An artist would have to be plumb crazy to walk away from a well-oiled support team and try to enter this fray alone. Right?

“It’s not the book you start with, it’s the book that book leads you to”
–Austin Kleon, Steal Like an Artist

In 2005 Austin Kleon experienced a bad case of writer’s block. Right out of college, after having studied creative writing, he was struggling to write a short story. To break out of the rut he took a Sharpie to nearby newspapers and started crossing out sentences, leaving only a few words and large swaths of black ink in his wake. Unknowingly, he created something he calls Newspaper Blackout Poems.

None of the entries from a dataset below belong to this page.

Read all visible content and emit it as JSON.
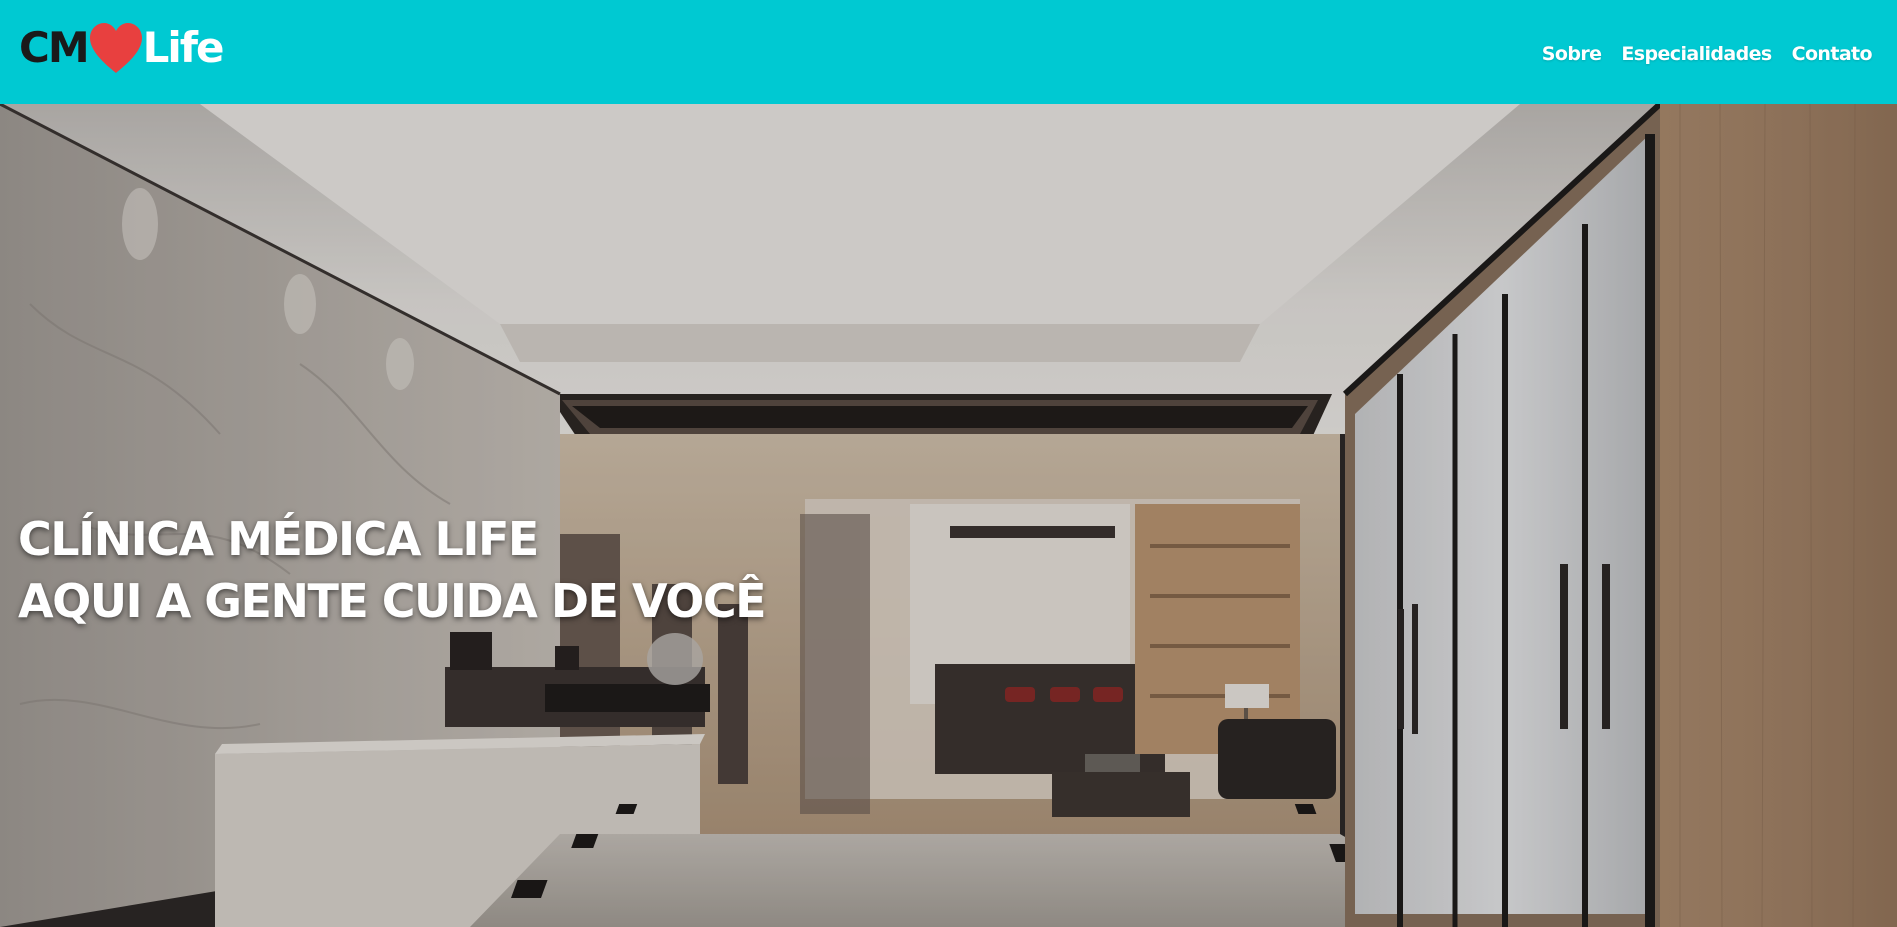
{
  "brand": {
    "logo_left": "CM",
    "logo_right": "Life",
    "heart_color": "#e8403f"
  },
  "nav": {
    "items": [
      {
        "label": "Sobre"
      },
      {
        "label": "Especialidades"
      },
      {
        "label": "Contato"
      }
    ]
  },
  "hero": {
    "line1": "CLÍNICA MÉDICA LIFE",
    "line2": "AQUI A GENTE CUIDA DE VOCÊ"
  },
  "theme": {
    "header_bg": "#00c9d2"
  }
}
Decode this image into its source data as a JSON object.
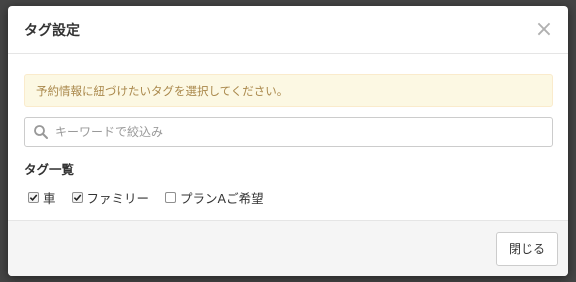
{
  "modal": {
    "title": "タグ設定",
    "close_icon": "×",
    "alert_text": "予約情報に紐づけたいタグを選択してください。",
    "search": {
      "placeholder": "キーワードで絞込み",
      "value": "",
      "icon": "search-icon"
    },
    "tag_list_label": "タグ一覧",
    "tags": [
      {
        "label": "車",
        "checked": true
      },
      {
        "label": "ファミリー",
        "checked": true
      },
      {
        "label": "プランAご希望",
        "checked": false
      }
    ],
    "footer": {
      "close_button_label": "閉じる"
    }
  },
  "colors": {
    "alert_bg": "#fcf8e3",
    "alert_text": "#a9874a",
    "backdrop": "#454545"
  }
}
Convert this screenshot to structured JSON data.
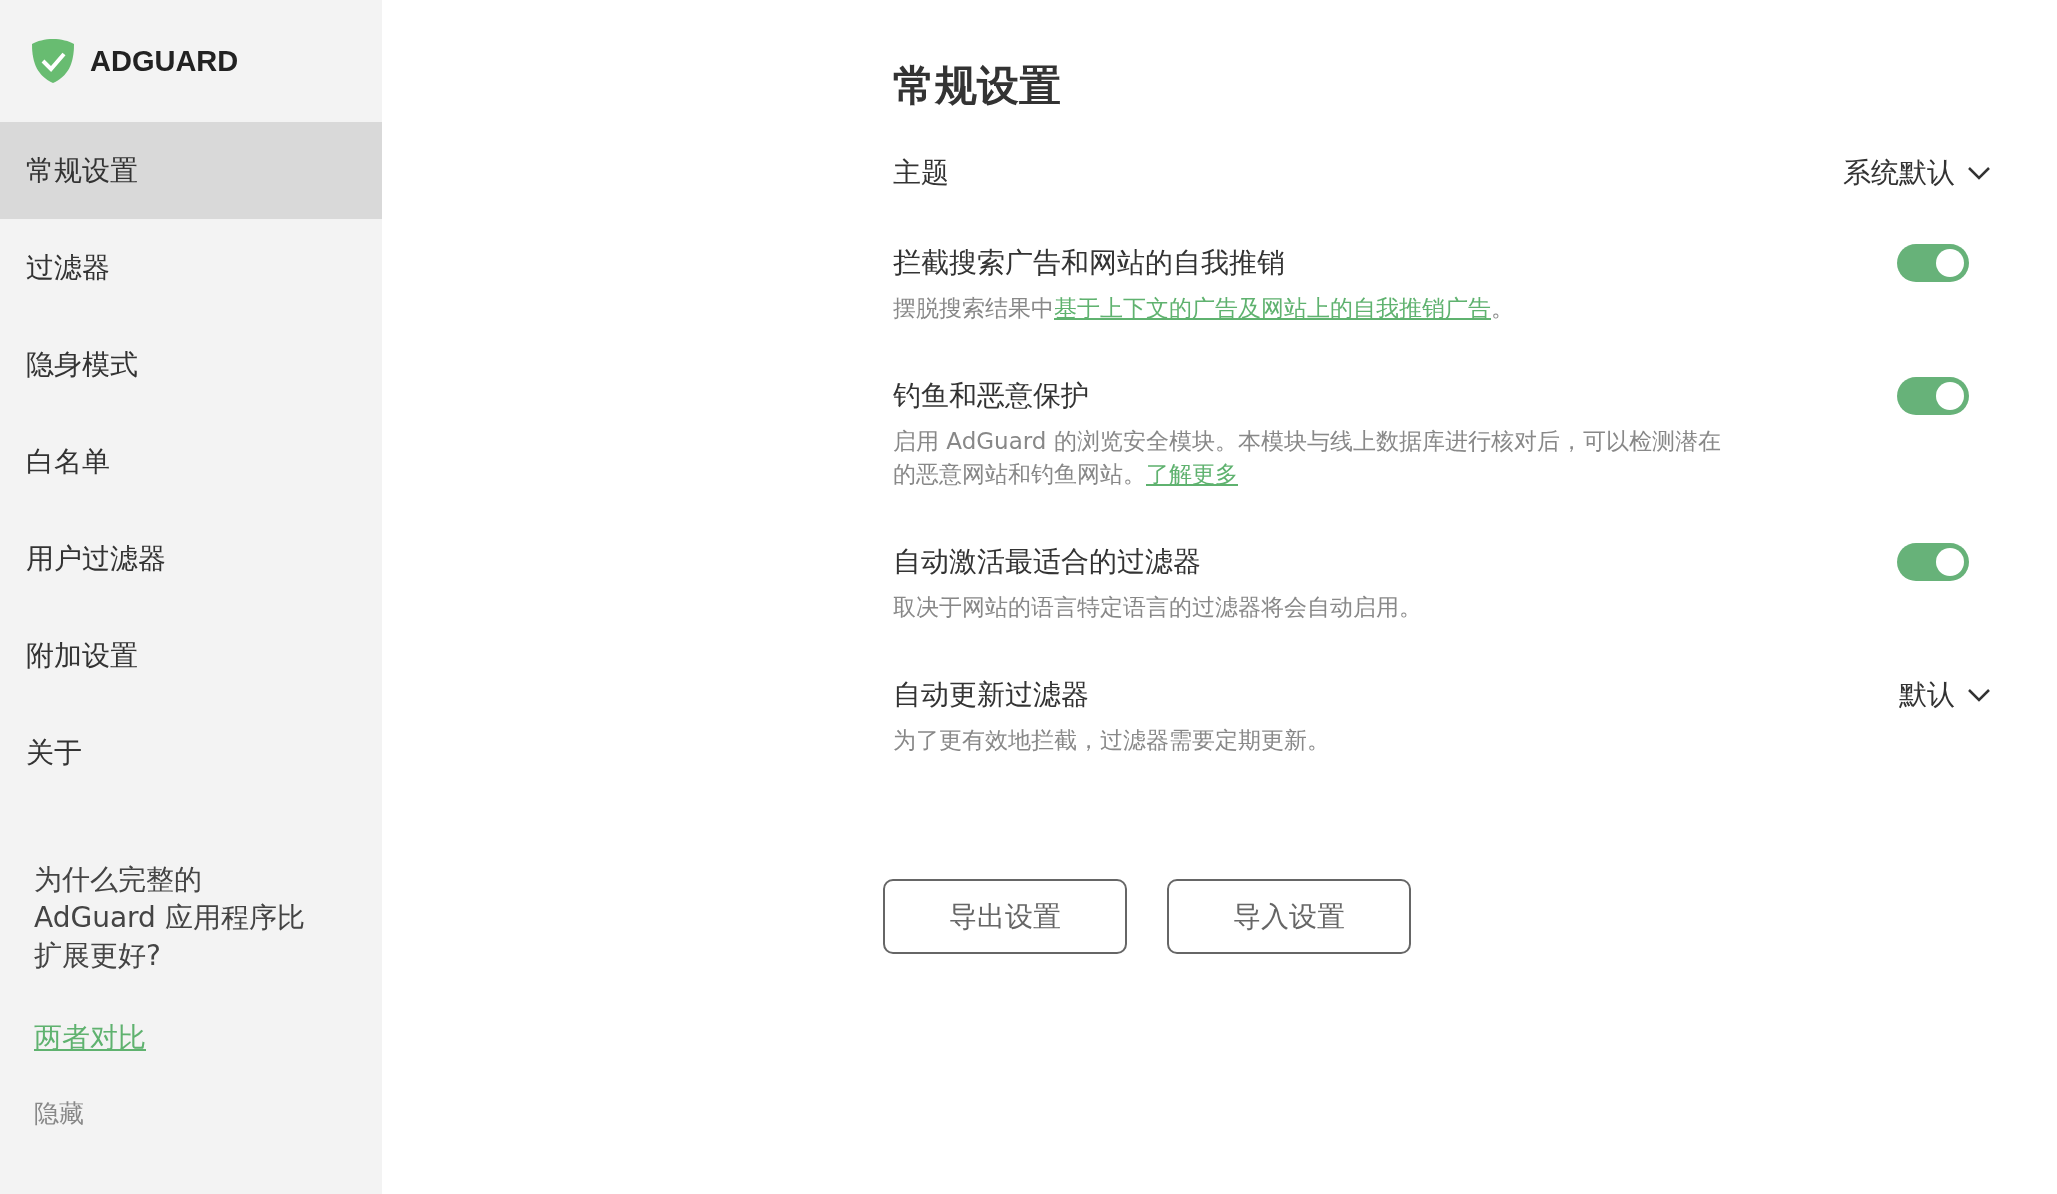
{
  "brand": {
    "name": "ADGUARD"
  },
  "sidebar": {
    "items": [
      {
        "label": "常规设置",
        "selected": true
      },
      {
        "label": "过滤器",
        "selected": false
      },
      {
        "label": "隐身模式",
        "selected": false
      },
      {
        "label": "白名单",
        "selected": false
      },
      {
        "label": "用户过滤器",
        "selected": false
      },
      {
        "label": "附加设置",
        "selected": false
      },
      {
        "label": "关于",
        "selected": false
      }
    ],
    "promo": {
      "lines": [
        "为什么完整的",
        "AdGuard 应用程序比",
        "扩展更好?"
      ],
      "link": "两者对比",
      "hide": "隐藏"
    }
  },
  "page": {
    "title": "常规设置",
    "settings": [
      {
        "kind": "dropdown",
        "title": "主题",
        "value": "系统默认"
      },
      {
        "kind": "toggle",
        "title": "拦截搜索广告和网站的自我推销",
        "description": "摆脱搜索结果中",
        "link": "基于上下文的广告及网站上的自我推销广告",
        "after": "。",
        "checked": true
      },
      {
        "kind": "toggle",
        "title": "钓鱼和恶意保护",
        "description": "启用 AdGuard 的浏览安全模块。本模块与线上数据库进行核对后，可以检测潜在的恶意网站和钓鱼网站。",
        "link": "了解更多",
        "checked": true
      },
      {
        "kind": "toggle",
        "title": "自动激活最适合的过滤器",
        "description": "取决于网站的语言特定语言的过滤器将会自动启用。",
        "checked": true
      },
      {
        "kind": "dropdown",
        "title": "自动更新过滤器",
        "description": "为了更有效地拦截，过滤器需要定期更新。",
        "value": "默认"
      }
    ],
    "buttons": [
      "导出设置",
      "导入设置"
    ]
  }
}
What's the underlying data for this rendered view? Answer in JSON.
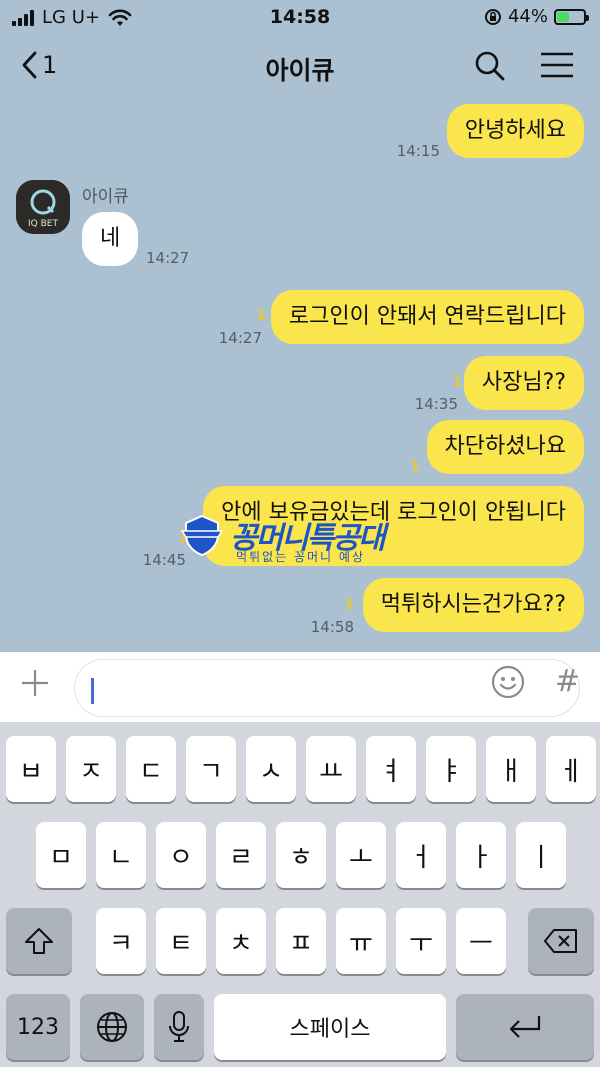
{
  "status_bar": {
    "carrier": "LG U+",
    "time": "14:58",
    "battery_percent": "44%",
    "battery_level": 0.44
  },
  "nav": {
    "back_count": "1",
    "title": "아이큐"
  },
  "chat": {
    "sender_name": "아이큐",
    "avatar_text": "IQ BET",
    "watermark_text": "꽁머니특공대",
    "watermark_sub": "먹튀없는 꽁머니 예상",
    "messages": [
      {
        "text": "안녕하세요",
        "time": "14:15",
        "unread": ""
      },
      {
        "text": "네",
        "time": "14:27",
        "unread": ""
      },
      {
        "text": "로그인이 안돼서 연락드립니다",
        "time": "14:27",
        "unread": "1"
      },
      {
        "text": "사장님??",
        "time": "14:35",
        "unread": "1"
      },
      {
        "text": "차단하셨나요",
        "time": "",
        "unread": "1"
      },
      {
        "text": "안에 보유금있는데 로그인이 안됩니다",
        "time": "14:45",
        "unread": "1"
      },
      {
        "text": "먹튀하시는건가요??",
        "time": "14:58",
        "unread": "1"
      }
    ]
  },
  "input": {
    "value": "",
    "plus_icon": "plus-icon",
    "emoji_icon": "smiley-icon",
    "hash_label": "#"
  },
  "keyboard": {
    "row1": [
      "ㅂ",
      "ㅈ",
      "ㄷ",
      "ㄱ",
      "ㅅ",
      "ㅛ",
      "ㅕ",
      "ㅑ",
      "ㅐ",
      "ㅔ"
    ],
    "row2": [
      "ㅁ",
      "ㄴ",
      "ㅇ",
      "ㄹ",
      "ㅎ",
      "ㅗ",
      "ㅓ",
      "ㅏ",
      "ㅣ"
    ],
    "row3": [
      "ㅋ",
      "ㅌ",
      "ㅊ",
      "ㅍ",
      "ㅠ",
      "ㅜ",
      "ㅡ"
    ],
    "numbers_label": "123",
    "space_label": "스페이스",
    "colors": {
      "key": "#ffffff",
      "dark_key": "#adb3bc",
      "background": "#d3d6dd"
    }
  },
  "colors": {
    "chat_background": "#abc1d1",
    "outgoing_bubble": "#fbe54d",
    "incoming_bubble": "#ffffff",
    "unread": "#e9c834"
  }
}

I was having a conversation with my friend Pat, who doesn’t read much, but who is nonetheless imbued with inebriated folk wisdom, he asked me, “what are you doing tonight?”  ” I am going to see (insert any name of any author reading in the Pac-NW) read at Third Place (or Elliot Bay, or Hugo House, or Pilot).” “Dude.” “Yeah.”  “. . . what the hell is a book reading?” “It’s when someone reads from something they’ve written, and you sit in the crowd and listen.  Then it’s usually followed by questions.”  He looked over at me with a dead look in his eye, “No offense dude, but that sounds boring as hell.  It reminds me of being in school.”

“You’re going to sell books, in this economic climate?”  In This Economic Climate.  In This Economic Climate.  In This Economic Climate. Really, it’s often like a Seinfeld skit.

Spring at my house is like a duel in an old western. My husband wields the Home Depot catalog, packed with tons of stuff for DIY backyard projects. My weapon of choice is the Crate & Barrel catalog, loaded with staged backyard idylls that make me want to reach for the lemonade pitcher.